- Reports: Dixon, Kiss receive release from men’s basketball team, Daniels expected to stay
- A Hamden ‘hero’
- SURVIVOR: Spring Break
- Column: Women’s basketball team could benefit from Cinderella effect
- School of Business to start microlending program
- University provides gender-neutral bathrooms across three campuses
- Student Government Association plans policy changes
- Baker Dunleavy named new men’s basketball coach
- QTHON raises record amount at annual fundraiser
- Quinnipiac introduces Baker Dunleavy as men’s basketball coach
Wild for Woads
A Bobcat entered Bulldog territory at the exclusive Toad’s Place Yale night
On the evening of Feb. 22, 2017, this Bobcat infiltrated an elusive experience previously reserved only for Bulldogs: Wednesday night at Toad’s Place, or more simply, “Woad’s.”

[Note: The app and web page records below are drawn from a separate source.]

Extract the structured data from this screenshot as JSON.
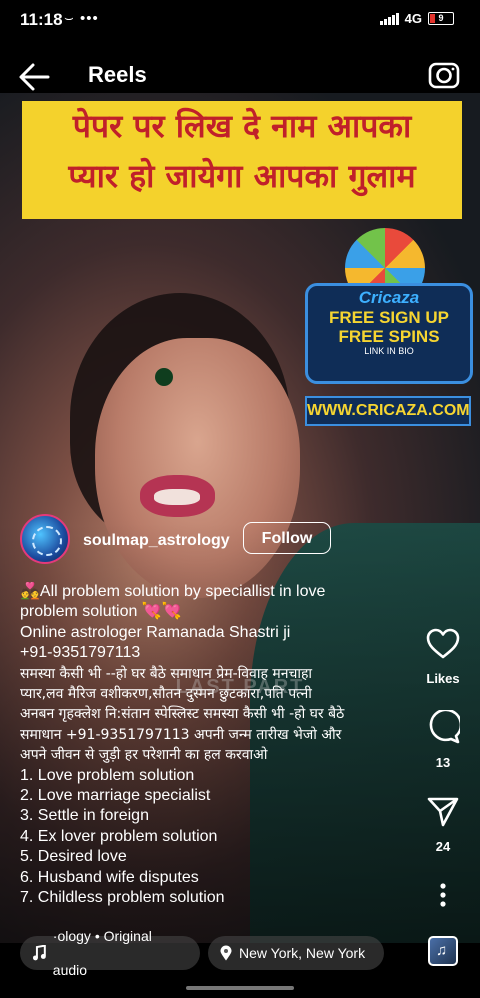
{
  "status": {
    "time": "11:18",
    "left_icons": "⌣ •••",
    "network": "4G",
    "battery": "9"
  },
  "header": {
    "title": "Reels",
    "back_icon": "arrow-left-icon",
    "camera_icon": "camera-icon"
  },
  "video": {
    "banner_line1": "पेपर पर लिख दे नाम आपका",
    "banner_line2": "प्यार हो जायेगा आपका गुलाम",
    "ad_brand": "Cricaza",
    "ad_line1": "FREE SIGN UP",
    "ad_line2": "FREE SPINS",
    "ad_line3": "LINK IN BIO",
    "ad_url": "WWW.CRICAZA.COM",
    "watermark": "LAST PART"
  },
  "author": {
    "username": "soulmap_astrology",
    "follow_label": "Follow"
  },
  "caption": {
    "lines": [
      "💑All problem solution by speciallist in love",
      "problem solution 💘💘",
      "Online astrologer  Ramanada Shastri ji",
      "+91-9351797113",
      "समस्या कैसी भी --हो घर बैठे समाधान प्रेम-विवाह मनचाहा",
      "प्यार,लव मैरिज वशीकरण,सौतन दुस्मन छुटकारा,पति पत्नी",
      "अनबन गृहक्लेश नि:संतान स्पेस्लिस्ट समस्या कैसी भी -हो घर बैठे",
      "समाधान +91-9351797113 अपनी जन्म तारीख भेजो और",
      "अपने जीवन से जुड़ी हर परेशानी का हल करवाओ",
      "1. Love problem solution",
      "2. Love marriage specialist",
      "3. Settle in foreign",
      "4. Ex lover problem solution",
      "5. Desired love",
      "6. Husband wife disputes",
      "7. Childless problem solution"
    ]
  },
  "rail": {
    "likes_label": "Likes",
    "comments_count": "13",
    "shares_count": "24",
    "like_icon": "heart-icon",
    "comment_icon": "comment-icon",
    "share_icon": "send-icon",
    "more_icon": "more-vertical-icon"
  },
  "bottom": {
    "audio_label": "·ology • Original audio",
    "location_label": "New York, New York"
  }
}
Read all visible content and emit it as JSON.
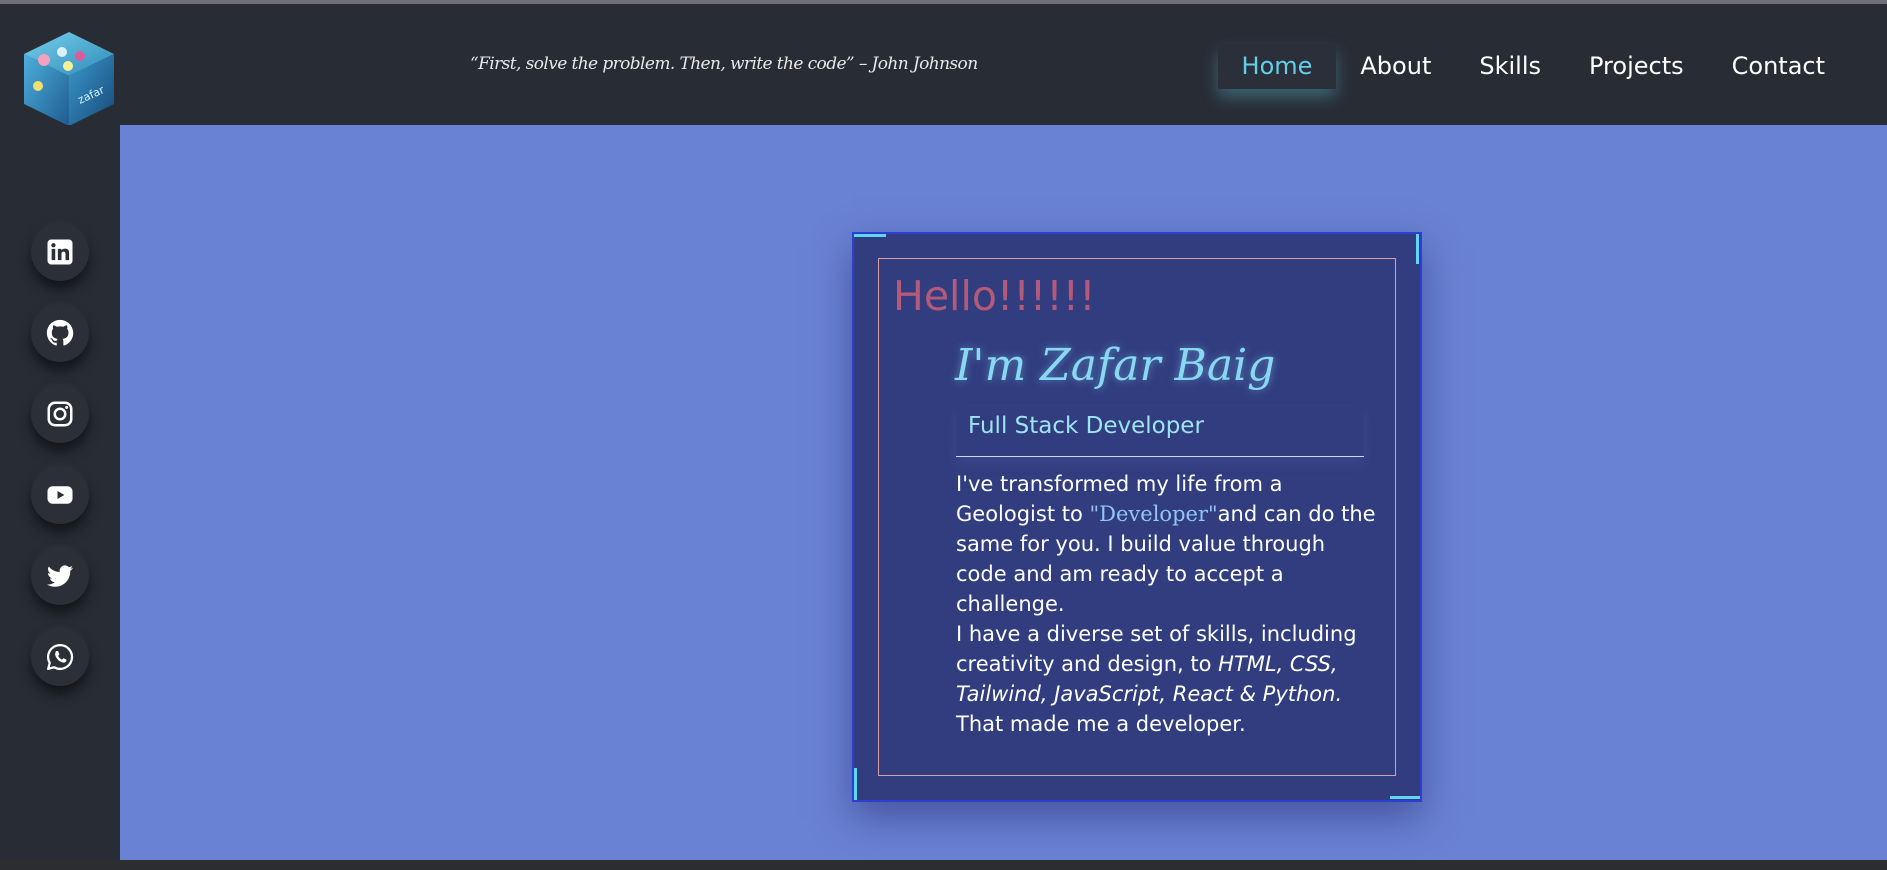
{
  "header": {
    "quote": "“First, solve the problem. Then, write the code” – John Johnson",
    "nav": [
      {
        "label": "Home",
        "active": true
      },
      {
        "label": "About",
        "active": false
      },
      {
        "label": "Skills",
        "active": false
      },
      {
        "label": "Projects",
        "active": false
      },
      {
        "label": "Contact",
        "active": false
      }
    ],
    "logo_text": "zafar"
  },
  "sidebar": {
    "socials": [
      {
        "icon": "linkedin-icon"
      },
      {
        "icon": "github-icon"
      },
      {
        "icon": "instagram-icon"
      },
      {
        "icon": "youtube-icon"
      },
      {
        "icon": "twitter-icon"
      },
      {
        "icon": "whatsapp-icon"
      }
    ]
  },
  "hero": {
    "hello": "Hello!!!!!!",
    "name": "I'm Zafar Baig",
    "role": "Full Stack Developer",
    "bio_1_a": "I've transformed my life from a Geologist to ",
    "bio_1_highlight": "\"Developer\"",
    "bio_1_b": "and can do the same for you. I build value through code and am ready to accept a challenge.",
    "bio_2_a": "I have a diverse set of skills, including creativity and design, to ",
    "bio_2_skills": "HTML, CSS, Tailwind, JavaScript, React & Python.",
    "bio_2_b": " That made me a developer."
  },
  "colors": {
    "main_bg": "#6a82d3",
    "dark_bg": "#282c35",
    "card_bg": "#313d7f",
    "accent": "#62cfe8",
    "hello": "#b35a7a"
  }
}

As we all know, there is always a solid showing of Quinnipiac students in New Haven on the weekend. On Thursdays, there’s Box, Bar and more recently, Brother Jimmy’s. On Friday, brave souls venture into Gotham. And on Saturday, we crowd every corner of Toad’s.
However, rarely do we hear of the student who spent a Wednesday night in our nearby city. Maybe this is because the university does not offer downtown entertainment shuttles, or maybe because we simply have too much studying and work to catch up on. But now I realize there is another reason to consider. Perhaps Wednesday nights are for the Yalies.
My best friend from home, who shall remain nameless for her own protection, is a senior at Yale University. Armed with impressive amounts of grace and intelligence, she offered to smuggle me into this Yale-only event that she’s told me stories about since freshman year.
She informed me that I could wear whatever I wanted, because it was “low pressure” to look hot. Also, it was cold outside, so everyone would be wearing coats. This was shocking to me, since I have, against my better judgment, joined fellow Quinnipiac kids in running back from the shuttles without enough layers of clothing many times before.
It seemed strange to me, but I followed her lead and walked with her and some of her wonderful friends in warmth. Ironically, I didn’t even need the coat, because Toad’s is practically her next-door neighbor. Part of me dreaded having to hold the coat all night, since when I asked about a coat check, she told me there wasn’t one on Wednesdays.
After less than 10 minutes in line, a brief wait time that felt like a blessing to me, but that my friend thought to be appallingly lengthy, we showed our IDs to the bouncer and walked in, free of charge. Once inside, we were officially “woadsing.”
It was a familiar scene — people dancing, loud music, green lights. Drinks were served in little plastic cups, but there were some unique sights that would startle any Saturday night regular. Open space on the dance floor. A floor free of the solid coating of alcohol-based slime. Yale t-shirts and other comfy, casual clothes. There were many girls in jeans, rather than the tight dresses and skirts that boys too-often think are an open invitation to grossly invade our personal space.
Surprisingly, there were coats everywhere, piled on chairs and tables or tied around railings. The stairs up to the Lily Pad were covered in warm, wonderful coats — out of the way, protected by an unspoken understanding that none would be stolen and ready to envelop their owners on the cold walk home. So smart, right? No wonder these people go to Yale.
The most startling difference of all, however, was the women’s bathroom. It was empty, except for one other girl who politely said, “Excuse me,” to pass us on her way to a stall. So many manners! The floor wasn’t the slightest bit sticky. There was no vomit to be found. It smelled like soap. Amazing.
In awe of the clean facilities, space to breathe and promise of a warm walk home, I had such a fun night with my friend. It was easily one of my favorite nights in New Haven. But be warned, Bobcats: you need a Yale ID to get in. Luckily, my friend had a spare. We danced and drank, and even better, no one seemed to mind if my Quinnipiac identity was revealed.